--- START ---
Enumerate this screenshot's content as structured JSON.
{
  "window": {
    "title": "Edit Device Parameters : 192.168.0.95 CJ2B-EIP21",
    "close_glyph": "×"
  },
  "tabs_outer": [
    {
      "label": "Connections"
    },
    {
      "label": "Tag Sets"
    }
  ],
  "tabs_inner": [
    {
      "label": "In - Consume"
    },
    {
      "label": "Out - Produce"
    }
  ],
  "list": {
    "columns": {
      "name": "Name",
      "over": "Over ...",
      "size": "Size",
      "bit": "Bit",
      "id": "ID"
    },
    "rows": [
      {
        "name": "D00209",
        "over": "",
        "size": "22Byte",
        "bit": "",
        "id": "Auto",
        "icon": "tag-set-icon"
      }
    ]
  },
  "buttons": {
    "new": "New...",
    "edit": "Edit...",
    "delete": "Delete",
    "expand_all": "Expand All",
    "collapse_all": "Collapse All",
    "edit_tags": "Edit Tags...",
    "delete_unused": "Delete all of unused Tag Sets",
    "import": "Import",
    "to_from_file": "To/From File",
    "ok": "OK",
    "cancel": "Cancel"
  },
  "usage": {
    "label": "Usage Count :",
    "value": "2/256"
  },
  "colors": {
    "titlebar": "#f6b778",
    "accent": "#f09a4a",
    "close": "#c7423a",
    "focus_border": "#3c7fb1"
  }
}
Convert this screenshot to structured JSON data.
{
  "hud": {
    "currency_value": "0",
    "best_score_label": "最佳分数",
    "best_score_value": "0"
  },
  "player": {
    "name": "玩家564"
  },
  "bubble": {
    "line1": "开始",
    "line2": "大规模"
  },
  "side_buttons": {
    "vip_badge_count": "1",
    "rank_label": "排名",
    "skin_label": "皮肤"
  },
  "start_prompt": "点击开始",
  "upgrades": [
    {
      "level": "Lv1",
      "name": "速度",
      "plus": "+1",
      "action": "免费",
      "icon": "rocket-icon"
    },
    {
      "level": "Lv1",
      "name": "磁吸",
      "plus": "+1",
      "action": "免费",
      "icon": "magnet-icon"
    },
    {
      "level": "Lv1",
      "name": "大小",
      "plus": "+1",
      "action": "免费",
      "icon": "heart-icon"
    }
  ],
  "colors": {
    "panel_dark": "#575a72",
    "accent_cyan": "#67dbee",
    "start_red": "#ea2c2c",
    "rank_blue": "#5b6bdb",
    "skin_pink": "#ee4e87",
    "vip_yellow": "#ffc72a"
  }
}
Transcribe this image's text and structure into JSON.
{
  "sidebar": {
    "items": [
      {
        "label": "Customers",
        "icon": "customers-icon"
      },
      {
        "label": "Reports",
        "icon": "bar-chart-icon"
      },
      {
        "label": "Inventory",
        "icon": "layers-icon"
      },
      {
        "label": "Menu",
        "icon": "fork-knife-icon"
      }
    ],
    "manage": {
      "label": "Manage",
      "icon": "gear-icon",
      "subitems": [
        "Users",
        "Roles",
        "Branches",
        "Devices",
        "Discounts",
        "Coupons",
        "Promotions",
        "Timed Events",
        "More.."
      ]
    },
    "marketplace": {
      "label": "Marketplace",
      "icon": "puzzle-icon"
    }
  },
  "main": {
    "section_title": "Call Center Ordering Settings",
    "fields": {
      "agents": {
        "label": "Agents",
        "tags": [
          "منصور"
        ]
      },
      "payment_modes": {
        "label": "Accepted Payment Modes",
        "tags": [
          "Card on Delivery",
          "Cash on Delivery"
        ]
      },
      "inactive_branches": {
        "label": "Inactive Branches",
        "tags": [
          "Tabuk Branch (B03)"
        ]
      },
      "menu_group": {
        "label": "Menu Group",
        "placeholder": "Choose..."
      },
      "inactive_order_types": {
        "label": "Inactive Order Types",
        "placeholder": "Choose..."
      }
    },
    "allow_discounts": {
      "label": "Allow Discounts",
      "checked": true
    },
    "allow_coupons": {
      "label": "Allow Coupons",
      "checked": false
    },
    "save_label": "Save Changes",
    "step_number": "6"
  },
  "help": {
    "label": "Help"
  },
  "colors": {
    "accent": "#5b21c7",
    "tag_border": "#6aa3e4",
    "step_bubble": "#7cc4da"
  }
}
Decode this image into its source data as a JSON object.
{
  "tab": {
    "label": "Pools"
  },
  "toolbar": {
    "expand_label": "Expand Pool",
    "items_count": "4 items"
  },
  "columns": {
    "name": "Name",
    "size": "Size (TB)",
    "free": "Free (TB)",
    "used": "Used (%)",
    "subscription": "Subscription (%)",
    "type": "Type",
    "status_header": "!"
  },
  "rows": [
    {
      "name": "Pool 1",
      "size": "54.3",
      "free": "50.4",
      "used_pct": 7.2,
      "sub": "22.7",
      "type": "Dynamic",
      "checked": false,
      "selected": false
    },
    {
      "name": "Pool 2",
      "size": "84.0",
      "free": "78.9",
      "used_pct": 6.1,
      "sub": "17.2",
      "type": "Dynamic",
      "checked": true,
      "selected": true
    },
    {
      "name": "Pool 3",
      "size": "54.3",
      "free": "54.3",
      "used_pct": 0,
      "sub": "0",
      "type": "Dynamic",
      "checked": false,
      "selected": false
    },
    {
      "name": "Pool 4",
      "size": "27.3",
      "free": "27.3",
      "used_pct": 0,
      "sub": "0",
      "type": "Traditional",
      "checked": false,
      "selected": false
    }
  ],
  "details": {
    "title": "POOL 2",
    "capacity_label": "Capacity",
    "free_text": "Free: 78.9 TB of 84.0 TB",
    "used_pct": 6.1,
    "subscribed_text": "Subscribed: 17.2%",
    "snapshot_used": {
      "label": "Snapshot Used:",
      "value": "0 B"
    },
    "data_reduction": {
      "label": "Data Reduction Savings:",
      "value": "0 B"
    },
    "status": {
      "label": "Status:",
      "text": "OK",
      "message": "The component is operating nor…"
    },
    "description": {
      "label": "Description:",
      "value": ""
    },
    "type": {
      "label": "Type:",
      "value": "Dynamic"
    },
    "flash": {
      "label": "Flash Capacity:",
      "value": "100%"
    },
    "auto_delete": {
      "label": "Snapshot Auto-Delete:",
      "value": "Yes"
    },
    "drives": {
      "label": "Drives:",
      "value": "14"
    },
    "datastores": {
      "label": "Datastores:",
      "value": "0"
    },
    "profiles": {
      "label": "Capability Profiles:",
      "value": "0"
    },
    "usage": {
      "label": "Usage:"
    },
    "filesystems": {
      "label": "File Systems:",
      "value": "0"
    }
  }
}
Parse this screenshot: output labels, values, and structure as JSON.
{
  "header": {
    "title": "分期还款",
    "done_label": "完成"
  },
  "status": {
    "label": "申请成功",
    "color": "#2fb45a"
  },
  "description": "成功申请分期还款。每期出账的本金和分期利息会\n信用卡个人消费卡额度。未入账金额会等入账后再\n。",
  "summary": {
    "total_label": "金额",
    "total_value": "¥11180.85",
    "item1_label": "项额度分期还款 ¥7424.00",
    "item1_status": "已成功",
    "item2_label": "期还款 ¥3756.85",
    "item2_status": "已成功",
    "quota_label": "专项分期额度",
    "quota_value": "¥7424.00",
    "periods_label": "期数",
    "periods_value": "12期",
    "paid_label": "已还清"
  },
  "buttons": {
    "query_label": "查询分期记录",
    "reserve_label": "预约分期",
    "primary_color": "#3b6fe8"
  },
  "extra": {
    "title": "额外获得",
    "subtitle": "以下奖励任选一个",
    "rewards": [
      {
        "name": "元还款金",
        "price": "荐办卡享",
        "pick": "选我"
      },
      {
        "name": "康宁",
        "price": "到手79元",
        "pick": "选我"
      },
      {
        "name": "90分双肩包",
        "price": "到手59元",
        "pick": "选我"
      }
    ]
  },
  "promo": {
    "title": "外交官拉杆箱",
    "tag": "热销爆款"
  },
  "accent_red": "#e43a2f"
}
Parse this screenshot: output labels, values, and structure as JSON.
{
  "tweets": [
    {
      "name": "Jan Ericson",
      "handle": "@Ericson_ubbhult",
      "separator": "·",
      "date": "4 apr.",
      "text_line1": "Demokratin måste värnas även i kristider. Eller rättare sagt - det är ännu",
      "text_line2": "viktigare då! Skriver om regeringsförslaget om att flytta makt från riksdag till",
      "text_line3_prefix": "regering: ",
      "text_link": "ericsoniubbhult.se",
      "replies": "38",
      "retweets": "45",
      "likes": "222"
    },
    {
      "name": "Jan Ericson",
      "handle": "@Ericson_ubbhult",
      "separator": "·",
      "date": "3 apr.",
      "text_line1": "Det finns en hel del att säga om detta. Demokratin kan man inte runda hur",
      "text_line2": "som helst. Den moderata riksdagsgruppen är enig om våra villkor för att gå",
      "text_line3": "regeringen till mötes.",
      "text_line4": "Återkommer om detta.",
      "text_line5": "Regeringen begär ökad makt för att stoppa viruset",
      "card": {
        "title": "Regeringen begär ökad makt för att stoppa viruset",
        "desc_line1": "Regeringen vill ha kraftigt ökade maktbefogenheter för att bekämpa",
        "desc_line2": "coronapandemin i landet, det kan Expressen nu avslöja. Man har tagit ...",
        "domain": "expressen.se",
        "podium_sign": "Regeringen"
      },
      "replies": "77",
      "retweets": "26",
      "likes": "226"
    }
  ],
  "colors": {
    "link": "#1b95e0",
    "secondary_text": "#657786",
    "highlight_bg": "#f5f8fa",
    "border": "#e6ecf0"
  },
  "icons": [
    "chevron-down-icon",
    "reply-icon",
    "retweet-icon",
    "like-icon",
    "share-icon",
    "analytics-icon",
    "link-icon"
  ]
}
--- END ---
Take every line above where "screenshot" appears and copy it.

- _Worked solution_:
Enumerate this screenshot's content as structured JSON.
Convert this screenshot to structured JSON data.
Parse this screenshot: output labels, values, and structure as JSON.
Parse this screenshot: output labels, values, and structure as JSON.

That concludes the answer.